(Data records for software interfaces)
────

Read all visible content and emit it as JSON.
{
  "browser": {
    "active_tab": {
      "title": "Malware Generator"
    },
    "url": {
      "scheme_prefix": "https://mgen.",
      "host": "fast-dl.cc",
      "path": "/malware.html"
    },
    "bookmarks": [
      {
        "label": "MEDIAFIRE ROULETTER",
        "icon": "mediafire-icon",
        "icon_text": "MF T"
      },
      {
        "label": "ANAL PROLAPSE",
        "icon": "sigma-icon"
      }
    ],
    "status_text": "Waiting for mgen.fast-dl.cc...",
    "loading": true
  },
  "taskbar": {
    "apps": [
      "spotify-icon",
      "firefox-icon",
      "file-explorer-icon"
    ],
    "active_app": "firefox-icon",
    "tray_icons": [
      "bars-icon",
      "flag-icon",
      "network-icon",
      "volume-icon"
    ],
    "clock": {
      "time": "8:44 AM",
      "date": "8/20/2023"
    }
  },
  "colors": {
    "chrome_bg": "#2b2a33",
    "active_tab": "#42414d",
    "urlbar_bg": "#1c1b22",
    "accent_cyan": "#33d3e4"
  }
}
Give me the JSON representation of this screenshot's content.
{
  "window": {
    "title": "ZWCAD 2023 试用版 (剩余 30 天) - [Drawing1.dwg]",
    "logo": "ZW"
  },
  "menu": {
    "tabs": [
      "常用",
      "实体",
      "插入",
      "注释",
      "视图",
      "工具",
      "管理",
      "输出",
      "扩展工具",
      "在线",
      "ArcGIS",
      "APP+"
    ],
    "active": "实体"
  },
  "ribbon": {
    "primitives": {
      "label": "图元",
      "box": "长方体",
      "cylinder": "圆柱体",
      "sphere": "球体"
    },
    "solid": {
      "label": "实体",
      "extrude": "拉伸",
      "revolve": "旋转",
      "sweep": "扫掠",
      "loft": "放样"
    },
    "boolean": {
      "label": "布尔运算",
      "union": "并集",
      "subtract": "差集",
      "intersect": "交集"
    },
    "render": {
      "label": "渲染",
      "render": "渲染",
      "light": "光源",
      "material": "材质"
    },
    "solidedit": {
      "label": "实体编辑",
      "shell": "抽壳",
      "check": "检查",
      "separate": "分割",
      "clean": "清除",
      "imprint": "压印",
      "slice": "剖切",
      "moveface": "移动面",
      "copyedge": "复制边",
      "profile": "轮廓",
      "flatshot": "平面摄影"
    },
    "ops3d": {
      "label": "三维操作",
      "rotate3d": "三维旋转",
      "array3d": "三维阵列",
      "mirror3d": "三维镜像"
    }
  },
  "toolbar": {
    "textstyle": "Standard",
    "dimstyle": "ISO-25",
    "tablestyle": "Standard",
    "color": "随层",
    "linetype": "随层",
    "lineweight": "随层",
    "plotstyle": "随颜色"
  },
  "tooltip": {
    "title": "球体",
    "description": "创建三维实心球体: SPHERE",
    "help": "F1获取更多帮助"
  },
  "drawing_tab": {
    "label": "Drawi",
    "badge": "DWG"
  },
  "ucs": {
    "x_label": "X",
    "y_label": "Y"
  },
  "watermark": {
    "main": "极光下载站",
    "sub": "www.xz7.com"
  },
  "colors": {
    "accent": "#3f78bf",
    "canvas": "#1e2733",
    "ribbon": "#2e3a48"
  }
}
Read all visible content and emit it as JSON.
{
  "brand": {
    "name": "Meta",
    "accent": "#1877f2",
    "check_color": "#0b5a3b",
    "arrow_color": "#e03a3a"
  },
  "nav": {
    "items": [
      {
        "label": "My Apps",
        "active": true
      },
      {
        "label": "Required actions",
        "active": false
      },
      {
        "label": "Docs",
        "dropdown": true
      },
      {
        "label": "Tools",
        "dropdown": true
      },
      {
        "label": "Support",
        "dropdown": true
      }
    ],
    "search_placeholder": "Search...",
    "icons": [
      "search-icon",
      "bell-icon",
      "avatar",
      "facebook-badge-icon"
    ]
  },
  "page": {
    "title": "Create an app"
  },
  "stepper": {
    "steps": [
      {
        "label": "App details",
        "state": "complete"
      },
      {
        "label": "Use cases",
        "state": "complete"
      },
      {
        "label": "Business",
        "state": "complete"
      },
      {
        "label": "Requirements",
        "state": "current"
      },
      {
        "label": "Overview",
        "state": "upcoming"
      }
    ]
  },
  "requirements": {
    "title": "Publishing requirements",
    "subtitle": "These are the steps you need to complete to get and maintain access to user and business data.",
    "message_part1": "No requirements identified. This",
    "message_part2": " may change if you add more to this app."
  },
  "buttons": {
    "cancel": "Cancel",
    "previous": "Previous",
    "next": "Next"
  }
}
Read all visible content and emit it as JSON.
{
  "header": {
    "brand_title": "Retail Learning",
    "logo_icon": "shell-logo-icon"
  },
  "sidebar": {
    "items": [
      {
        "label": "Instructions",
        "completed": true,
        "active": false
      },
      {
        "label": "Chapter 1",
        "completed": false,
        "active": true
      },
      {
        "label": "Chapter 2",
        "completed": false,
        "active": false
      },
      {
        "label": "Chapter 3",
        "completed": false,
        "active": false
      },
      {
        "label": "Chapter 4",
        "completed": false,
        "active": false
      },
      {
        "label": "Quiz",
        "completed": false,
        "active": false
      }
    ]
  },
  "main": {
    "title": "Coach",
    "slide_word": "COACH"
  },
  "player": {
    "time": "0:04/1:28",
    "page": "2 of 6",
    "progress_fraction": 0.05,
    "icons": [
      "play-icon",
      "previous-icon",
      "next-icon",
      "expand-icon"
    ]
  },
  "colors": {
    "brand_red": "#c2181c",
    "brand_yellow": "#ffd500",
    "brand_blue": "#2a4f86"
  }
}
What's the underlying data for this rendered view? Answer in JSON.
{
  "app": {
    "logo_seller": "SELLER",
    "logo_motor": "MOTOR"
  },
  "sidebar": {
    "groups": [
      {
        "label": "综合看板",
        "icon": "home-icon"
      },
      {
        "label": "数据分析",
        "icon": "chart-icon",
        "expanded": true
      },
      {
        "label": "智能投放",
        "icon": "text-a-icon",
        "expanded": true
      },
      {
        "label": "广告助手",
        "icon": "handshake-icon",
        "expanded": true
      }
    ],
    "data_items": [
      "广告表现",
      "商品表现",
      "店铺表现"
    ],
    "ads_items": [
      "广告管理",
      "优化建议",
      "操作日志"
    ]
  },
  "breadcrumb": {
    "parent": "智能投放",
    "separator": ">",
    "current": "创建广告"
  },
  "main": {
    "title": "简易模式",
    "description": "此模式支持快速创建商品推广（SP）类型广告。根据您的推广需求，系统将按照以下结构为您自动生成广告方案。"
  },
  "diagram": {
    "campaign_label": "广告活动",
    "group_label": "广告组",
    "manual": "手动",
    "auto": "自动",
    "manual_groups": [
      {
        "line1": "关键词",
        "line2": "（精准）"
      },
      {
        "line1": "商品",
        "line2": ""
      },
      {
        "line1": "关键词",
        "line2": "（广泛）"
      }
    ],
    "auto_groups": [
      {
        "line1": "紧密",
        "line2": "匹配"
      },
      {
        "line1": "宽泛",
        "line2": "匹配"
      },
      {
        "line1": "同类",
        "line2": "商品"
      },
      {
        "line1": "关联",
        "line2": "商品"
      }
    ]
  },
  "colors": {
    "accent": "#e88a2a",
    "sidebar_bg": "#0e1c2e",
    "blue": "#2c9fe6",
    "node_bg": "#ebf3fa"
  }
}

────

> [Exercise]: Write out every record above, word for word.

> [Completed task]:
Read all visible content and emit it as JSON.
{
  "browser": {
    "active_tab": {
      "title": "Malware Generator"
    },
    "url": {
      "scheme_prefix": "https://mgen.",
      "host": "fast-dl.cc",
      "path": "/malware.html"
    },
    "bookmarks": [
      {
        "label": "MEDIAFIRE ROULETTER",
        "icon": "mediafire-icon",
        "icon_text": "MF T"
      },
      {
        "label": "ANAL PROLAPSE",
        "icon": "sigma-icon"
      }
    ],
    "status_text": "Waiting for mgen.fast-dl.cc...",
    "loading": true
  },
  "taskbar": {
    "apps": [
      "spotify-icon",
      "firefox-icon",
      "file-explorer-icon"
    ],
    "active_app": "firefox-icon",
    "tray_icons": [
      "bars-icon",
      "flag-icon",
      "network-icon",
      "volume-icon"
    ],
    "clock": {
      "time": "8:44 AM",
      "date": "8/20/2023"
    }
  },
  "colors": {
    "chrome_bg": "#2b2a33",
    "active_tab": "#42414d",
    "urlbar_bg": "#1c1b22",
    "accent_cyan": "#33d3e4"
  }
}
Give me the JSON representation of this screenshot's content.
{
  "window": {
    "title": "ZWCAD 2023 试用版 (剩余 30 天) - [Drawing1.dwg]",
    "logo": "ZW"
  },
  "menu": {
    "tabs": [
      "常用",
      "实体",
      "插入",
      "注释",
      "视图",
      "工具",
      "管理",
      "输出",
      "扩展工具",
      "在线",
      "ArcGIS",
      "APP+"
    ],
    "active": "实体"
  },
  "ribbon": {
    "primitives": {
      "label": "图元",
      "box": "长方体",
      "cylinder": "圆柱体",
      "sphere": "球体"
    },
    "solid": {
      "label": "实体",
      "extrude": "拉伸",
      "revolve": "旋转",
      "sweep": "扫掠",
      "loft": "放样"
    },
    "boolean": {
      "label": "布尔运算",
      "union": "并集",
      "subtract": "差集",
      "intersect": "交集"
    },
    "render": {
      "label": "渲染",
      "render": "渲染",
      "light": "光源",
      "material": "材质"
    },
    "solidedit": {
      "label": "实体编辑",
      "shell": "抽壳",
      "check": "检查",
      "separate": "分割",
      "clean": "清除",
      "imprint": "压印",
      "slice": "剖切",
      "moveface": "移动面",
      "copyedge": "复制边",
      "profile": "轮廓",
      "flatshot": "平面摄影"
    },
    "ops3d": {
      "label": "三维操作",
      "rotate3d": "三维旋转",
      "array3d": "三维阵列",
      "mirror3d": "三维镜像"
    }
  },
  "toolbar": {
    "textstyle": "Standard",
    "dimstyle": "ISO-25",
    "tablestyle": "Standard",
    "color": "随层",
    "linetype": "随层",
    "lineweight": "随层",
    "plotstyle": "随颜色"
  },
  "tooltip": {
    "title": "球体",
    "description": "创建三维实心球体: SPHERE",
    "help": "F1获取更多帮助"
  },
  "drawing_tab": {
    "label": "Drawi",
    "badge": "DWG"
  },
  "ucs": {
    "x_label": "X",
    "y_label": "Y"
  },
  "watermark": {
    "main": "极光下载站",
    "sub": "www.xz7.com"
  },
  "colors": {
    "accent": "#3f78bf",
    "canvas": "#1e2733",
    "ribbon": "#2e3a48"
  }
}
Read all visible content and emit it as JSON.
{
  "brand": {
    "name": "Meta",
    "accent": "#1877f2",
    "check_color": "#0b5a3b",
    "arrow_color": "#e03a3a"
  },
  "nav": {
    "items": [
      {
        "label": "My Apps",
        "active": true
      },
      {
        "label": "Required actions",
        "active": false
      },
      {
        "label": "Docs",
        "dropdown": true
      },
      {
        "label": "Tools",
        "dropdown": true
      },
      {
        "label": "Support",
        "dropdown": true
      }
    ],
    "search_placeholder": "Search...",
    "icons": [
      "search-icon",
      "bell-icon",
      "avatar",
      "facebook-badge-icon"
    ]
  },
  "page": {
    "title": "Create an app"
  },
  "stepper": {
    "steps": [
      {
        "label": "App details",
        "state": "complete"
      },
      {
        "label": "Use cases",
        "state": "complete"
      },
      {
        "label": "Business",
        "state": "complete"
      },
      {
        "label": "Requirements",
        "state": "current"
      },
      {
        "label": "Overview",
        "state": "upcoming"
      }
    ]
  },
  "requirements": {
    "title": "Publishing requirements",
    "subtitle": "These are the steps you need to complete to get and maintain access to user and business data.",
    "message_part1": "No requirements identified. This",
    "message_part2": " may change if you add more to this app."
  },
  "buttons": {
    "cancel": "Cancel",
    "previous": "Previous",
    "next": "Next"
  }
}
Read all visible content and emit it as JSON.
{
  "header": {
    "brand_title": "Retail Learning",
    "logo_icon": "shell-logo-icon"
  },
  "sidebar": {
    "items": [
      {
        "label": "Instructions",
        "completed": true,
        "active": false
      },
      {
        "label": "Chapter 1",
        "completed": false,
        "active": true
      },
      {
        "label": "Chapter 2",
        "completed": false,
        "active": false
      },
      {
        "label": "Chapter 3",
        "completed": false,
        "active": false
      },
      {
        "label": "Chapter 4",
        "completed": false,
        "active": false
      },
      {
        "label": "Quiz",
        "completed": false,
        "active": false
      }
    ]
  },
  "main": {
    "title": "Coach",
    "slide_word": "COACH"
  },
  "player": {
    "time": "0:04/1:28",
    "page": "2 of 6",
    "progress_fraction": 0.05,
    "icons": [
      "play-icon",
      "previous-icon",
      "next-icon",
      "expand-icon"
    ]
  },
  "colors": {
    "brand_red": "#c2181c",
    "brand_yellow": "#ffd500",
    "brand_blue": "#2a4f86"
  }
}
What's the underlying data for this rendered view? Answer in JSON.
{
  "app": {
    "logo_seller": "SELLER",
    "logo_motor": "MOTOR"
  },
  "sidebar": {
    "groups": [
      {
        "label": "综合看板",
        "icon": "home-icon"
      },
      {
        "label": "数据分析",
        "icon": "chart-icon",
        "expanded": true
      },
      {
        "label": "智能投放",
        "icon": "text-a-icon",
        "expanded": true
      },
      {
        "label": "广告助手",
        "icon": "handshake-icon",
        "expanded": true
      }
    ],
    "data_items": [
      "广告表现",
      "商品表现",
      "店铺表现"
    ],
    "ads_items": [
      "广告管理",
      "优化建议",
      "操作日志"
    ]
  },
  "breadcrumb": {
    "parent": "智能投放",
    "separator": ">",
    "current": "创建广告"
  },
  "main": {
    "title": "简易模式",
    "description": "此模式支持快速创建商品推广（SP）类型广告。根据您的推广需求，系统将按照以下结构为您自动生成广告方案。"
  },
  "diagram": {
    "campaign_label": "广告活动",
    "group_label": "广告组",
    "manual": "手动",
    "auto": "自动",
    "manual_groups": [
      {
        "line1": "关键词",
        "line2": "（精准）"
      },
      {
        "line1": "商品",
        "line2": ""
      },
      {
        "line1": "关键词",
        "line2": "（广泛）"
      }
    ],
    "auto_groups": [
      {
        "line1": "紧密",
        "line2": "匹配"
      },
      {
        "line1": "宽泛",
        "line2": "匹配"
      },
      {
        "line1": "同类",
        "line2": "商品"
      },
      {
        "line1": "关联",
        "line2": "商品"
      }
    ]
  },
  "colors": {
    "accent": "#e88a2a",
    "sidebar_bg": "#0e1c2e",
    "blue": "#2c9fe6",
    "node_bg": "#ebf3fa"
  }
}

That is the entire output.